── DATA SECTION ──
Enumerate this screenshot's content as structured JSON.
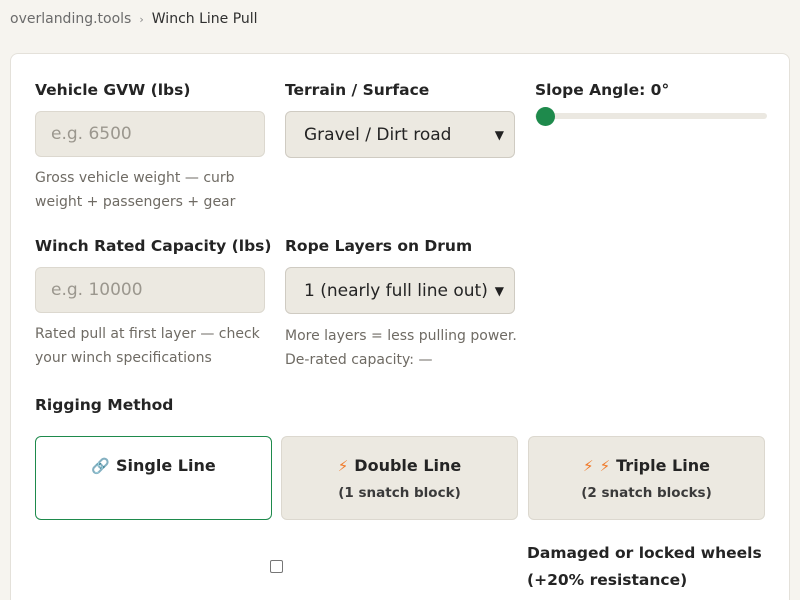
{
  "breadcrumb": {
    "site": "overlanding.tools",
    "separator": "›",
    "current": "Winch Line Pull"
  },
  "form": {
    "gvw": {
      "label": "Vehicle GVW (lbs)",
      "placeholder": "e.g. 6500",
      "hint_line1": "Gross vehicle weight — curb",
      "hint_line2": "weight + passengers + gear"
    },
    "terrain": {
      "label": "Terrain / Surface",
      "selected": "Gravel / Dirt road"
    },
    "slope": {
      "label": "Slope Angle: 0°",
      "value": 0,
      "accent": "#1e8a4c"
    },
    "winch": {
      "label": "Winch Rated Capacity (lbs)",
      "placeholder": "e.g. 10000",
      "hint_line1": "Rated pull at first layer — check",
      "hint_line2": "your winch specifications"
    },
    "layers": {
      "label": "Rope Layers on Drum",
      "selected": "1 (nearly full line out)",
      "hint_line1": "More layers = less pulling power.",
      "hint_line2": "De-rated capacity: —"
    },
    "rigging": {
      "label": "Rigging Method",
      "options": [
        {
          "title": "Single Line",
          "subtitle": "",
          "icon": "link-icon",
          "selected": true
        },
        {
          "title": "Double Line",
          "subtitle": "(1 snatch block)",
          "icon": "lightning-icon",
          "selected": false
        },
        {
          "title": "Triple Line",
          "subtitle": "(2 snatch blocks)",
          "icon": "lightning-icon",
          "selected": false
        }
      ]
    },
    "damaged": {
      "label_line1": "Damaged or locked wheels",
      "label_line2": "(+20% resistance)",
      "checked": false
    }
  },
  "colors": {
    "accent": "#1e8a4c",
    "bolt": "#f07a2a"
  }
}
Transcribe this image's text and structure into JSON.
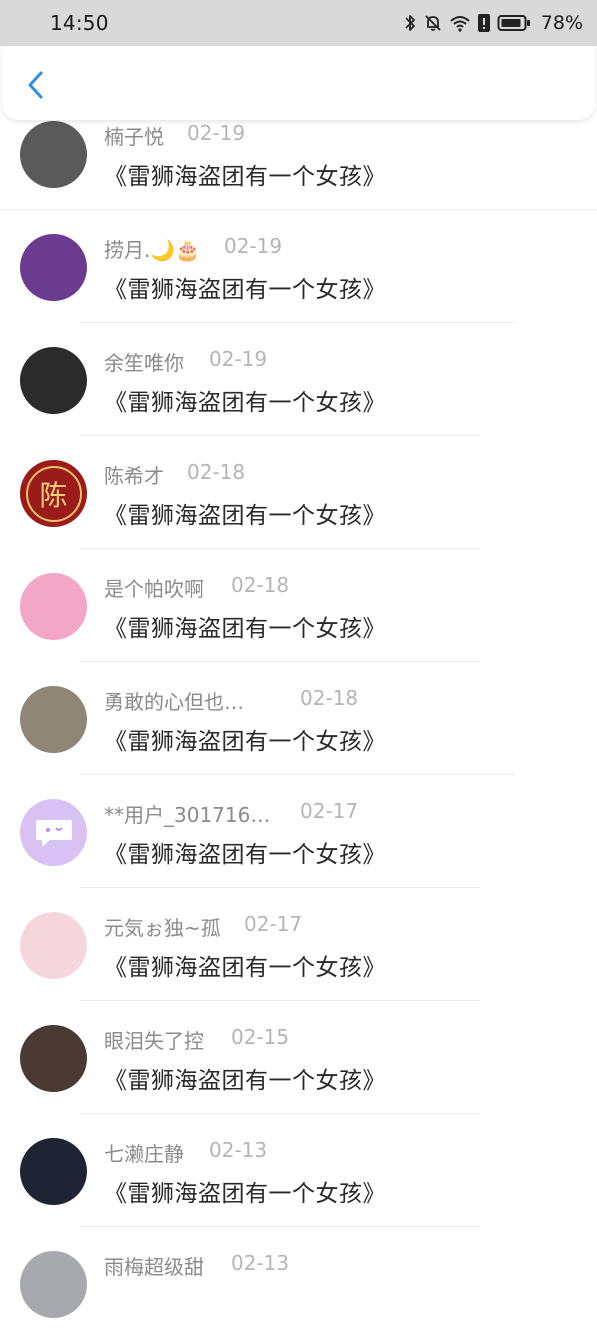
{
  "status_bar": {
    "time": "14:50",
    "battery": "78%"
  },
  "header": {
    "back_icon": "chevron-left-icon"
  },
  "items": [
    {
      "name": "楠子悦",
      "date": "02-19",
      "content": "《雷狮海盗团有一个女孩》",
      "avatar_color": "#5a5a5a",
      "avatar_glyph": ""
    },
    {
      "name": "捞月.🌙🎂",
      "date": "02-19",
      "content": "《雷狮海盗团有一个女孩》",
      "avatar_color": "#6a3b8f",
      "avatar_glyph": ""
    },
    {
      "name": "余笙唯你",
      "date": "02-19",
      "content": "《雷狮海盗团有一个女孩》",
      "avatar_color": "#2b2b2b",
      "avatar_glyph": ""
    },
    {
      "name": "陈希才",
      "date": "02-18",
      "content": "《雷狮海盗团有一个女孩》",
      "avatar_color": "#9b1b1b",
      "avatar_glyph": "陈"
    },
    {
      "name": "是个帕吹啊",
      "date": "02-18",
      "content": "《雷狮海盗团有一个女孩》",
      "avatar_color": "#f3a7c6",
      "avatar_glyph": ""
    },
    {
      "name": "勇敢的心但也…",
      "date": "02-18",
      "content": "《雷狮海盗团有一个女孩》",
      "avatar_color": "#8f8676",
      "avatar_glyph": ""
    },
    {
      "name": "**用户_301716…",
      "date": "02-17",
      "content": "《雷狮海盗团有一个女孩》",
      "avatar_color": "#d7c2f3",
      "avatar_glyph": ""
    },
    {
      "name": "元気ぉ独~孤",
      "date": "02-17",
      "content": "《雷狮海盗团有一个女孩》",
      "avatar_color": "#f5d6dc",
      "avatar_glyph": ""
    },
    {
      "name": "眼泪失了控",
      "date": "02-15",
      "content": "《雷狮海盗团有一个女孩》",
      "avatar_color": "#4a3a33",
      "avatar_glyph": ""
    },
    {
      "name": "七濑庄静",
      "date": "02-13",
      "content": "《雷狮海盗团有一个女孩》",
      "avatar_color": "#1e2433",
      "avatar_glyph": ""
    },
    {
      "name": "雨梅超级甜",
      "date": "02-13",
      "content": "",
      "avatar_color": "#a7a9ad",
      "avatar_glyph": ""
    }
  ]
}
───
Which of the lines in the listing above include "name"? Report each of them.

      "name": "楠子悦",
      "name": "捞月.🌙🎂",
      "name": "余笙唯你",
      "name": "陈希才",
      "name": "是个帕吹啊",
      "name": "勇敢的心但也…",
      "name": "**用户_301716…",
      "name": "元気ぉ独~孤",
      "name": "眼泪失了控",
      "name": "七濑庄静",
      "name": "雨梅超级甜",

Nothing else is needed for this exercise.